It’s strange, I was listening to a Freakonomics podcast a couple of weeks ago and totally unexpectedly the interviewee said her goal was to revisit the Agricultural Revolution to understand why they made that choice. She tied the pre-Agriculturalists to a more egalitarian, more peaceful existence. There are levels of contention, academically speaking, over the truth of these claims, but there are definitely some immediate connections as to the ill effects of agriculture and the rise of civilization.
The thought goes that the first agriculturalists happened out of necessity because agriculture, compared to hunting/gathering at that time (time is important, can not ever happen again in my opinion), was time intensive and exhausting. But agriculture lead to a surplus of food which allowed small scale conflicts to become wars of attrition, to which an agriculturalist would win out because of the excess resources.
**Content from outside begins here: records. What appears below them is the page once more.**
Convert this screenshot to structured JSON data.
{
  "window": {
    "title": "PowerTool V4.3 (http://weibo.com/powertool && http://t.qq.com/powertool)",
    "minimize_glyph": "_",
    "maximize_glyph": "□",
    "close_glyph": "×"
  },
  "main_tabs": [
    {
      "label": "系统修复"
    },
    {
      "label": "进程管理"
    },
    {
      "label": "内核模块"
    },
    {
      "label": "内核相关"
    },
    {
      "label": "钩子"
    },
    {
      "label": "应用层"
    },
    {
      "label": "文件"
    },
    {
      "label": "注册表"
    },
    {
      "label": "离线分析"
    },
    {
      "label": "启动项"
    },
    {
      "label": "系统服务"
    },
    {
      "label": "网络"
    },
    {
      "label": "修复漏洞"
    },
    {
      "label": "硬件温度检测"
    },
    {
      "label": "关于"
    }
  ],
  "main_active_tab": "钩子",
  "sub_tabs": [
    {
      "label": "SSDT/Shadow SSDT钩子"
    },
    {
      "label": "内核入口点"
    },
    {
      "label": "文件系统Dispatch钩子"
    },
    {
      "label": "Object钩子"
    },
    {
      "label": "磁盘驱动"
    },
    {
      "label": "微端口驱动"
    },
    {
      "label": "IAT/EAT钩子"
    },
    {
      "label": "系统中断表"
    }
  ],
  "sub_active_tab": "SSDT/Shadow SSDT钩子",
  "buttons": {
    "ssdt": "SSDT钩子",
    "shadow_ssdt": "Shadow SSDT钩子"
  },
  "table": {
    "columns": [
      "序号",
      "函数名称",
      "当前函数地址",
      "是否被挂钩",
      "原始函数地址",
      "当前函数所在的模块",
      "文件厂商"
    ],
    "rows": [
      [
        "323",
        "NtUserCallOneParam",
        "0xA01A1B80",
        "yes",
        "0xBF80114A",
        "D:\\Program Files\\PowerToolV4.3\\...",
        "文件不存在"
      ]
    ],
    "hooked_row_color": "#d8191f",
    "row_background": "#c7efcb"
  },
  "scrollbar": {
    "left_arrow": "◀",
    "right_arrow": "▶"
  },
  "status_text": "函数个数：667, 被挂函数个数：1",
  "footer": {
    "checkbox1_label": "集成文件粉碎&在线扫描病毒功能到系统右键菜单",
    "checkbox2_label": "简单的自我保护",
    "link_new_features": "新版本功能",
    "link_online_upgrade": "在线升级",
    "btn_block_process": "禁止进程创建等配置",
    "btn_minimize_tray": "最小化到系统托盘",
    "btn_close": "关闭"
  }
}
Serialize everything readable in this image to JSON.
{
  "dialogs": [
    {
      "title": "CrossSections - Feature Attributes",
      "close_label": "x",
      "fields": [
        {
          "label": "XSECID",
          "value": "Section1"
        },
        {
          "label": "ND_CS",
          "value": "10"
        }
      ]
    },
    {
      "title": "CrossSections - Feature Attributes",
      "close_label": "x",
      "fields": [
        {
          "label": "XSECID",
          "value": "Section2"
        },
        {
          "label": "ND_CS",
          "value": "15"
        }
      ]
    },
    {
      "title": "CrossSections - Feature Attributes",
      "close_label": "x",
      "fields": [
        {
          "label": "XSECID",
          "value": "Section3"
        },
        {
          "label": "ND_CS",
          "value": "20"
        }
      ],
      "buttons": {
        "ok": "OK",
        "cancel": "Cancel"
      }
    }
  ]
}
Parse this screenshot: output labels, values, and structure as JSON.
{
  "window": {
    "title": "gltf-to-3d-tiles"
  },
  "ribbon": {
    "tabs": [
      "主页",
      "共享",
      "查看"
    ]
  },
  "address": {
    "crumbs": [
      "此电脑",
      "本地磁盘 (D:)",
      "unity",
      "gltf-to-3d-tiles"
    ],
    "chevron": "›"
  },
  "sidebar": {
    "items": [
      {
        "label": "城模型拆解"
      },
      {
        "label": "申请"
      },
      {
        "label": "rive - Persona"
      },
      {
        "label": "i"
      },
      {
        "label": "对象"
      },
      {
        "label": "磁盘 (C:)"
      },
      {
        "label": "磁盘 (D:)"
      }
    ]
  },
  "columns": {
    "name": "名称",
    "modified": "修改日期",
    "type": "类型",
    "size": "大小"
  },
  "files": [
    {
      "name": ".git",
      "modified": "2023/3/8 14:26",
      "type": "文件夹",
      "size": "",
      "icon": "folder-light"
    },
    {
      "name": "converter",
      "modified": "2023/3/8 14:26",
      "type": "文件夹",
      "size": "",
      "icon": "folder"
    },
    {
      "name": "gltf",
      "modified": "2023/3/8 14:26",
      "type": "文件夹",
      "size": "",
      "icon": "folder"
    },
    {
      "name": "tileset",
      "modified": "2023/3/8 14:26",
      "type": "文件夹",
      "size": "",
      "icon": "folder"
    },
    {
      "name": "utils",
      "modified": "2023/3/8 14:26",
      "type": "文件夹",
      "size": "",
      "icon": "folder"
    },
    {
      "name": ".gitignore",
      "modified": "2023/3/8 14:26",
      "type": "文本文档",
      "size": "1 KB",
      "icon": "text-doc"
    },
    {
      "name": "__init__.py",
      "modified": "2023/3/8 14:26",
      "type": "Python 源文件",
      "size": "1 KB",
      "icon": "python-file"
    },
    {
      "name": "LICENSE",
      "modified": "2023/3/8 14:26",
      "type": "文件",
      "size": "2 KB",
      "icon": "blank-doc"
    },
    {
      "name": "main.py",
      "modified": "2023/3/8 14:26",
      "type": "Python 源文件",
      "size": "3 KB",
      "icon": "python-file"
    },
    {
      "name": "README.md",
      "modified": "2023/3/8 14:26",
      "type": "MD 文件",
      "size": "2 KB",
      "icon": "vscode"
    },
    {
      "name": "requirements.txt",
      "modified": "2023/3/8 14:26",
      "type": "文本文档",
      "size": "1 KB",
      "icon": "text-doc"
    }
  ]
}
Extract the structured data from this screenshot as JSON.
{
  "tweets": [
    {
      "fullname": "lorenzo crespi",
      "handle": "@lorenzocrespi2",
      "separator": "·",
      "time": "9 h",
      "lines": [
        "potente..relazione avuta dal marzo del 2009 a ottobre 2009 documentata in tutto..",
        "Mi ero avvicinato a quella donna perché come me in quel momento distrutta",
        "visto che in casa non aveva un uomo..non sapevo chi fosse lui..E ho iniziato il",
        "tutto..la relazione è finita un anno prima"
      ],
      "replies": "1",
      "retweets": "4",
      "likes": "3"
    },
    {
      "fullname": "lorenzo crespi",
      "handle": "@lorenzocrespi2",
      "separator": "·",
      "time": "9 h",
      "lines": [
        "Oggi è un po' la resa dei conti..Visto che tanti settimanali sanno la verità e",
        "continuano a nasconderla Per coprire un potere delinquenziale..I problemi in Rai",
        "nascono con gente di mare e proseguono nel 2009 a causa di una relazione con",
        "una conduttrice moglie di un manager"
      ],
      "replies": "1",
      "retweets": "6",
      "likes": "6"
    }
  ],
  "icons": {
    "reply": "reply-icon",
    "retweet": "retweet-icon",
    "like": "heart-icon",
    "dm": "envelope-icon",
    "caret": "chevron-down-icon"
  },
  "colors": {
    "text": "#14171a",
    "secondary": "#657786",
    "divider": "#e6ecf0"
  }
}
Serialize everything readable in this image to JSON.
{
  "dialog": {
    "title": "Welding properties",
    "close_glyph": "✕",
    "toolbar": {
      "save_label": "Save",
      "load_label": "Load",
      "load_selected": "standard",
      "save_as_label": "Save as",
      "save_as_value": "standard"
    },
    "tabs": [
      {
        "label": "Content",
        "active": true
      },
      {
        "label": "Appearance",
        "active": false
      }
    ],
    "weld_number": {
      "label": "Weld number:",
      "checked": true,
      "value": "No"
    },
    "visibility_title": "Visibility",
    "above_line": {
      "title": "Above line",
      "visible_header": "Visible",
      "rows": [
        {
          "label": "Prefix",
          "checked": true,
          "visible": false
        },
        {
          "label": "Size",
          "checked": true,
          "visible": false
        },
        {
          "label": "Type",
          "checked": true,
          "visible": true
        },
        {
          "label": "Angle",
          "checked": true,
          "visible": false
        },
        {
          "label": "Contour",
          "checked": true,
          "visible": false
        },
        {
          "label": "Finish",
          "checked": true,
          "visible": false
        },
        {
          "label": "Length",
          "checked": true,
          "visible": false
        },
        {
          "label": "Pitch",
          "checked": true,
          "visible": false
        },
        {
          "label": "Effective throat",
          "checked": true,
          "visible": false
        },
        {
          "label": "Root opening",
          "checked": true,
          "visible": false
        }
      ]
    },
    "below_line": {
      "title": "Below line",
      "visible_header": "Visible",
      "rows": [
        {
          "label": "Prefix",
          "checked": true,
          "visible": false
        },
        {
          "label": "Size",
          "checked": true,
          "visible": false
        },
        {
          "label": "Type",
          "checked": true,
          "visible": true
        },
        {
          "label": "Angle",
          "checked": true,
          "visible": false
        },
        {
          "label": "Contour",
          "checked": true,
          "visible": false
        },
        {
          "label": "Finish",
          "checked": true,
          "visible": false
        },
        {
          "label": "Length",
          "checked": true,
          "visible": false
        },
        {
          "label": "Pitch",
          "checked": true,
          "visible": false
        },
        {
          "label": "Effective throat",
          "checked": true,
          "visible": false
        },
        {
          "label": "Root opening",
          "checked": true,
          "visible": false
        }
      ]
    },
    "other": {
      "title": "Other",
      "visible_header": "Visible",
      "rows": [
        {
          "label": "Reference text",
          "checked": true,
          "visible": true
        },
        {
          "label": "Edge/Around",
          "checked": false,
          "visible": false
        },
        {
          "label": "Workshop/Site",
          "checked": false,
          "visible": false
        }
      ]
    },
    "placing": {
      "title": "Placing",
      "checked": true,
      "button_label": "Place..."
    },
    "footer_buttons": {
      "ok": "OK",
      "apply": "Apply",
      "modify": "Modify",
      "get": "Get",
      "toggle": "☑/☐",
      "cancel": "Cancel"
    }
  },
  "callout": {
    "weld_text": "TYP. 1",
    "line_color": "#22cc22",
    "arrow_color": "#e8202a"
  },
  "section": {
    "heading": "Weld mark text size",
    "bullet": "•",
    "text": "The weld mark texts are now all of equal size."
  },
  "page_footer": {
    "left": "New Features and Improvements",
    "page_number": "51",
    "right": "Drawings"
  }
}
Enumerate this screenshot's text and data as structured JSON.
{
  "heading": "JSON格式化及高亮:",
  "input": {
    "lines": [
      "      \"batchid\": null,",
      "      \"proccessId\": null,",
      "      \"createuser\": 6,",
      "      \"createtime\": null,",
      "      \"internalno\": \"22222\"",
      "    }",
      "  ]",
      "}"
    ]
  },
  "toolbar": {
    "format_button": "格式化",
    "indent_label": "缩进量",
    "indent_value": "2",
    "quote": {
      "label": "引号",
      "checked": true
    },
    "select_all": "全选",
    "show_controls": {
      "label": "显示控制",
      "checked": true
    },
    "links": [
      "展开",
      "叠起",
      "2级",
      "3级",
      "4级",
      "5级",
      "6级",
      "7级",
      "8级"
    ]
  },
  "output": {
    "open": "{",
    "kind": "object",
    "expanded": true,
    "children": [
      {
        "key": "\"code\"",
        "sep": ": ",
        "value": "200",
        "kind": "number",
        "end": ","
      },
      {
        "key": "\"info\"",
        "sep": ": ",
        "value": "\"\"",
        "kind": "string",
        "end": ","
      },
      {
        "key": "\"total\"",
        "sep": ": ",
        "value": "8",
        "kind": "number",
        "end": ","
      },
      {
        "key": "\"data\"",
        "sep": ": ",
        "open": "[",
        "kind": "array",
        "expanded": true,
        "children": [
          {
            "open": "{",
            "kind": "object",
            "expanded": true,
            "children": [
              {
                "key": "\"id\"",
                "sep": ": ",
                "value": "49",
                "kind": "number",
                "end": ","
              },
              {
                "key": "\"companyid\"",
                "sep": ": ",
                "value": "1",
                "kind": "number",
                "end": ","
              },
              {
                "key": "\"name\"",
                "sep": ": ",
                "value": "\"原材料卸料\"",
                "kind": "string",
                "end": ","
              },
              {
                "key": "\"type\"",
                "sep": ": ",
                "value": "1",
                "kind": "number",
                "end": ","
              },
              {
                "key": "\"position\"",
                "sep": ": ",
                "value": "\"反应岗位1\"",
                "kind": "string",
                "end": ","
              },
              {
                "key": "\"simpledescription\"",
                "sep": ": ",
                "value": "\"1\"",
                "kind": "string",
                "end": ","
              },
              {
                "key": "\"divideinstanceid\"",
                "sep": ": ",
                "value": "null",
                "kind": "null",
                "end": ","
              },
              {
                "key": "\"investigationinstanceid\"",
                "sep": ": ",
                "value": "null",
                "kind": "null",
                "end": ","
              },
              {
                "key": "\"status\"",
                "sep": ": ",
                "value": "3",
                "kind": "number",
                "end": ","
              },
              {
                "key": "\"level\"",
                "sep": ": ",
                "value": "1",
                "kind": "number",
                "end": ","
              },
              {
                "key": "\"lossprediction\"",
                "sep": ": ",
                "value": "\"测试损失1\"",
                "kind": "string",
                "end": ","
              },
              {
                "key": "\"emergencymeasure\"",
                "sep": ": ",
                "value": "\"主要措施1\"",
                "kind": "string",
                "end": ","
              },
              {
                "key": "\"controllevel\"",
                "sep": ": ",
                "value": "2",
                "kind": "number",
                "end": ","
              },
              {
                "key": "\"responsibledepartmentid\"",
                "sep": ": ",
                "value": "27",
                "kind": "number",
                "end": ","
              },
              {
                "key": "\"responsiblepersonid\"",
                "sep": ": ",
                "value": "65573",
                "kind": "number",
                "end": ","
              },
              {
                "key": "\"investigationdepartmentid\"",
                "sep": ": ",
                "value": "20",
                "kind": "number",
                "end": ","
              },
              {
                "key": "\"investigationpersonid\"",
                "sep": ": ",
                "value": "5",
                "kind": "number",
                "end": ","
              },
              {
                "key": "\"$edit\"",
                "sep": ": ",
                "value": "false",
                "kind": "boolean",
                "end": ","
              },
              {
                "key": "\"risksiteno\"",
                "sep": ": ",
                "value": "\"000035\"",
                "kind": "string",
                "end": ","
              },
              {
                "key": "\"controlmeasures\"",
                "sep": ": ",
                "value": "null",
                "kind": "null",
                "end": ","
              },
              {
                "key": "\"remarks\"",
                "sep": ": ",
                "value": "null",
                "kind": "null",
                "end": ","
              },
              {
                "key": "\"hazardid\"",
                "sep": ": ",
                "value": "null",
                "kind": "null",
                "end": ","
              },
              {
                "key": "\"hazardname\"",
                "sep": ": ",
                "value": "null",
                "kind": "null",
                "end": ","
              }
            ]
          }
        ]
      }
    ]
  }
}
This forced other non-agricultural societies to adopt agriculture. Farming and husbandry is relatively complex and thus required stricter forms of organization which eventually evolved to government and civilization.
In addition to sustaining longer conflicts, other critiques of agriculture include decreasing biodiversity by farming only monocultures, the associated increased impacts of diseases (Swine flu, Mad Cow, etc), and the sheer energy intensity of the act. Of course, there is also pollutants from fertilizers, water runoff, and supply chain issues. See Jared Diamond and other associated anthropologists. Again, I just ate an orange that was probably shipped from California, in Michigan, in early April. There is a lot of hypocrisy in even making this claim, I am well aware.
So what to do? Again, I am not optimist that there will be any change mostly because we all like being fed, but I think there are opportunities for interesting paradigms on agriculture. One is Wes Jackson’s attempt to make, essentially, and edible version of the Great Plains. He wants to plant diverse perennial, as opposed to annual, herbaceous crops so that some of the issues tied to limiting biodiversity (disease, resilience) are mitigated. I think this idea takes biomimicry and rewilding into an interesting area, and probably could be extended into permaforest-ing orchards (maybe with Robert Hart’s 7 layer system?).
I also think a lot about vertical farming. Generally VF is introduced as a solution to world hunger, but I think that’s the wrong way to think about it. We produce enough food, we don’t have very robust supply chains. VF is an interesting supply chain solution because the quick turn around and proximity allows a tighter push-pull supply chain model as opposed to push model (or subsidies providing a pull with a delayed push). VF also provides a good solution to the water conservation issue, especially in distressed areas like Southwestern US or Central Africa.
Neither of these proposed solutions currently does anything for energy intensity nor do they address the key issue: growth. But such is life, I guess…